[Saved entries]

========================================================================

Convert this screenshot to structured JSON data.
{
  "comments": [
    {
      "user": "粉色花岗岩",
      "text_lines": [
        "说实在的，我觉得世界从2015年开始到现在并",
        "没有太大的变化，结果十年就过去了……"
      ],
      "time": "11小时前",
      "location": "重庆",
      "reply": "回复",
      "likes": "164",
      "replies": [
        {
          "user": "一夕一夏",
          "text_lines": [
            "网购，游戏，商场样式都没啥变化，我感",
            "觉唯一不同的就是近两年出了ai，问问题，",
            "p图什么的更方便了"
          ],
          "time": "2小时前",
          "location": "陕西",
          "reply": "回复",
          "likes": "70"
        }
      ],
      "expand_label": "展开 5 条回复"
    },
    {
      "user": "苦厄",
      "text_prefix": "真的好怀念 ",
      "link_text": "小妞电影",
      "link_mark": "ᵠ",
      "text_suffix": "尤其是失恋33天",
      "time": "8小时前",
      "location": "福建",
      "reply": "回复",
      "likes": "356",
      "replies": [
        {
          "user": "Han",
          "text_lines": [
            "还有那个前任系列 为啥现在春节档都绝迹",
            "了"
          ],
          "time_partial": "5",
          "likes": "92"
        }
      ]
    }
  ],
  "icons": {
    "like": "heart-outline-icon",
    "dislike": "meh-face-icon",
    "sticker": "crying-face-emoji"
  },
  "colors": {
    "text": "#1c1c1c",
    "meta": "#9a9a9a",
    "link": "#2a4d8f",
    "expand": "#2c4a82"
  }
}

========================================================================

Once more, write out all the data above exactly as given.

Convert this screenshot to structured JSON data.
{
  "comments": [
    {
      "user": "粉色花岗岩",
      "text_lines": [
        "说实在的，我觉得世界从2015年开始到现在并",
        "没有太大的变化，结果十年就过去了……"
      ],
      "time": "11小时前",
      "location": "重庆",
      "reply": "回复",
      "likes": "164",
      "replies": [
        {
          "user": "一夕一夏",
          "text_lines": [
            "网购，游戏，商场样式都没啥变化，我感",
            "觉唯一不同的就是近两年出了ai，问问题，",
            "p图什么的更方便了"
          ],
          "time": "2小时前",
          "location": "陕西",
          "reply": "回复",
          "likes": "70"
        }
      ],
      "expand_label": "展开 5 条回复"
    },
    {
      "user": "苦厄",
      "text_prefix": "真的好怀念 ",
      "link_text": "小妞电影",
      "link_mark": "ᵠ",
      "text_suffix": "尤其是失恋33天",
      "time": "8小时前",
      "location": "福建",
      "reply": "回复",
      "likes": "356",
      "replies": [
        {
          "user": "Han",
          "text_lines": [
            "还有那个前任系列 为啥现在春节档都绝迹",
            "了"
          ],
          "time_partial": "5",
          "likes": "92"
        }
      ]
    }
  ],
  "icons": {
    "like": "heart-outline-icon",
    "dislike": "meh-face-icon",
    "sticker": "crying-face-emoji"
  },
  "colors": {
    "text": "#1c1c1c",
    "meta": "#9a9a9a",
    "link": "#2a4d8f",
    "expand": "#2c4a82"
  }
}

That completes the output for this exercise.